◆ **Task details**
Retype all of the data exactly as given.

.....

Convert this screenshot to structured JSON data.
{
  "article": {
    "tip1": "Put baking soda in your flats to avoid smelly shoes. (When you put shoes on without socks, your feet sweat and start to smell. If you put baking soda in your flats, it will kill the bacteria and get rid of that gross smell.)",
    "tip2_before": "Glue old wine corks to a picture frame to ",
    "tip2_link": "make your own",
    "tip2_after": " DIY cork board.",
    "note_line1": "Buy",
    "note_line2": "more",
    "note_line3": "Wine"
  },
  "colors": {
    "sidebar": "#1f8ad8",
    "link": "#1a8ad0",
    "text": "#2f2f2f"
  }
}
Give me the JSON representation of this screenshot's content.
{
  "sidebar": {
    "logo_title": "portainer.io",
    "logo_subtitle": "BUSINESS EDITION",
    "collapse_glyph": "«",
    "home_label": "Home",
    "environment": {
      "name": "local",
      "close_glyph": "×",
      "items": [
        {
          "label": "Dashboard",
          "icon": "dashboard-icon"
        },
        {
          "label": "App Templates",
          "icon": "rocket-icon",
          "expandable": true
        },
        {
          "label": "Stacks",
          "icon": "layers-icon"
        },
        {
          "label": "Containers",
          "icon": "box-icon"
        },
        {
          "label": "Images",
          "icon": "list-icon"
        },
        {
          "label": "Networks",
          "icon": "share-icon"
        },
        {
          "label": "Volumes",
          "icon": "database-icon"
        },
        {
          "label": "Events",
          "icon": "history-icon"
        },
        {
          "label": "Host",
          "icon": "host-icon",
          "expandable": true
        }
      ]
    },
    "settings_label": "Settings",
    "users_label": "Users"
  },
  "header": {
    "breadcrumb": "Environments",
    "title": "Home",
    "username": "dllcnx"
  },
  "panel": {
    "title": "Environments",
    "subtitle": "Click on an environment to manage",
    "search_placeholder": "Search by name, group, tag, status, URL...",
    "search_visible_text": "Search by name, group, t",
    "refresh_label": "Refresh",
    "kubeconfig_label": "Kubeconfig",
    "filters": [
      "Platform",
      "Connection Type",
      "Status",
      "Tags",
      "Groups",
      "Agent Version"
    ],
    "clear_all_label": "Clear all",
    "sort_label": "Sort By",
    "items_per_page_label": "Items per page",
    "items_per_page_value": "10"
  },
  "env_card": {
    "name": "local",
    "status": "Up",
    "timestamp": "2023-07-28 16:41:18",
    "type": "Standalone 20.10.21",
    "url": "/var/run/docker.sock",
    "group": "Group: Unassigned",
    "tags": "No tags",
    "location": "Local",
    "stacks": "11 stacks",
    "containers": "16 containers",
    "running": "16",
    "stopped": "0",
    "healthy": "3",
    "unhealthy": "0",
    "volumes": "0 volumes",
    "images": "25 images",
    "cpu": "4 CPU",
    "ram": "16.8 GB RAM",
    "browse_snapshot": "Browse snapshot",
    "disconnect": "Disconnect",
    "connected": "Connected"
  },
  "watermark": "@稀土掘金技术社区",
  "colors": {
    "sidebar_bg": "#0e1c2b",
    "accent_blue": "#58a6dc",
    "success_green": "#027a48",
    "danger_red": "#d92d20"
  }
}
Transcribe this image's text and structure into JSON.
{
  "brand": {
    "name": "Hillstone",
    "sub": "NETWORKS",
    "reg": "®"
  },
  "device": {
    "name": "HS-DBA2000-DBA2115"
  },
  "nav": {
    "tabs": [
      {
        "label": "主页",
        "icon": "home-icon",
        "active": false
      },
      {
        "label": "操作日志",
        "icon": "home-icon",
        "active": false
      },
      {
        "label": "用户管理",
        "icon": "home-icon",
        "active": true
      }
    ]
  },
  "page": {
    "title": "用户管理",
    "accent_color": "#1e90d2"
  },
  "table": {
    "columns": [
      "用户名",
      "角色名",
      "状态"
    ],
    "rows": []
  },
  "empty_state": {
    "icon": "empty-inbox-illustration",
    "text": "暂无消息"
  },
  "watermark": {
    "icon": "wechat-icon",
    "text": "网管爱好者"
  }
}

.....

◆ **Task output**
Convert this screenshot to structured JSON data.
{
  "article": {
    "tip1": "Put baking soda in your flats to avoid smelly shoes. (When you put shoes on without socks, your feet sweat and start to smell. If you put baking soda in your flats, it will kill the bacteria and get rid of that gross smell.)",
    "tip2_before": "Glue old wine corks to a picture frame to ",
    "tip2_link": "make your own",
    "tip2_after": " DIY cork board.",
    "note_line1": "Buy",
    "note_line2": "more",
    "note_line3": "Wine"
  },
  "colors": {
    "sidebar": "#1f8ad8",
    "link": "#1a8ad0",
    "text": "#2f2f2f"
  }
}
Give me the JSON representation of this screenshot's content.
{
  "sidebar": {
    "logo_title": "portainer.io",
    "logo_subtitle": "BUSINESS EDITION",
    "collapse_glyph": "«",
    "home_label": "Home",
    "environment": {
      "name": "local",
      "close_glyph": "×",
      "items": [
        {
          "label": "Dashboard",
          "icon": "dashboard-icon"
        },
        {
          "label": "App Templates",
          "icon": "rocket-icon",
          "expandable": true
        },
        {
          "label": "Stacks",
          "icon": "layers-icon"
        },
        {
          "label": "Containers",
          "icon": "box-icon"
        },
        {
          "label": "Images",
          "icon": "list-icon"
        },
        {
          "label": "Networks",
          "icon": "share-icon"
        },
        {
          "label": "Volumes",
          "icon": "database-icon"
        },
        {
          "label": "Events",
          "icon": "history-icon"
        },
        {
          "label": "Host",
          "icon": "host-icon",
          "expandable": true
        }
      ]
    },
    "settings_label": "Settings",
    "users_label": "Users"
  },
  "header": {
    "breadcrumb": "Environments",
    "title": "Home",
    "username": "dllcnx"
  },
  "panel": {
    "title": "Environments",
    "subtitle": "Click on an environment to manage",
    "search_placeholder": "Search by name, group, tag, status, URL...",
    "search_visible_text": "Search by name, group, t",
    "refresh_label": "Refresh",
    "kubeconfig_label": "Kubeconfig",
    "filters": [
      "Platform",
      "Connection Type",
      "Status",
      "Tags",
      "Groups",
      "Agent Version"
    ],
    "clear_all_label": "Clear all",
    "sort_label": "Sort By",
    "items_per_page_label": "Items per page",
    "items_per_page_value": "10"
  },
  "env_card": {
    "name": "local",
    "status": "Up",
    "timestamp": "2023-07-28 16:41:18",
    "type": "Standalone 20.10.21",
    "url": "/var/run/docker.sock",
    "group": "Group: Unassigned",
    "tags": "No tags",
    "location": "Local",
    "stacks": "11 stacks",
    "containers": "16 containers",
    "running": "16",
    "stopped": "0",
    "healthy": "3",
    "unhealthy": "0",
    "volumes": "0 volumes",
    "images": "25 images",
    "cpu": "4 CPU",
    "ram": "16.8 GB RAM",
    "browse_snapshot": "Browse snapshot",
    "disconnect": "Disconnect",
    "connected": "Connected"
  },
  "watermark": "@稀土掘金技术社区",
  "colors": {
    "sidebar_bg": "#0e1c2b",
    "accent_blue": "#58a6dc",
    "success_green": "#027a48",
    "danger_red": "#d92d20"
  }
}
Transcribe this image's text and structure into JSON.
{
  "brand": {
    "name": "Hillstone",
    "sub": "NETWORKS",
    "reg": "®"
  },
  "device": {
    "name": "HS-DBA2000-DBA2115"
  },
  "nav": {
    "tabs": [
      {
        "label": "主页",
        "icon": "home-icon",
        "active": false
      },
      {
        "label": "操作日志",
        "icon": "home-icon",
        "active": false
      },
      {
        "label": "用户管理",
        "icon": "home-icon",
        "active": true
      }
    ]
  },
  "page": {
    "title": "用户管理",
    "accent_color": "#1e90d2"
  },
  "table": {
    "columns": [
      "用户名",
      "角色名",
      "状态"
    ],
    "rows": []
  },
  "empty_state": {
    "icon": "empty-inbox-illustration",
    "text": "暂无消息"
  },
  "watermark": {
    "icon": "wechat-icon",
    "text": "网管爱好者"
  }
}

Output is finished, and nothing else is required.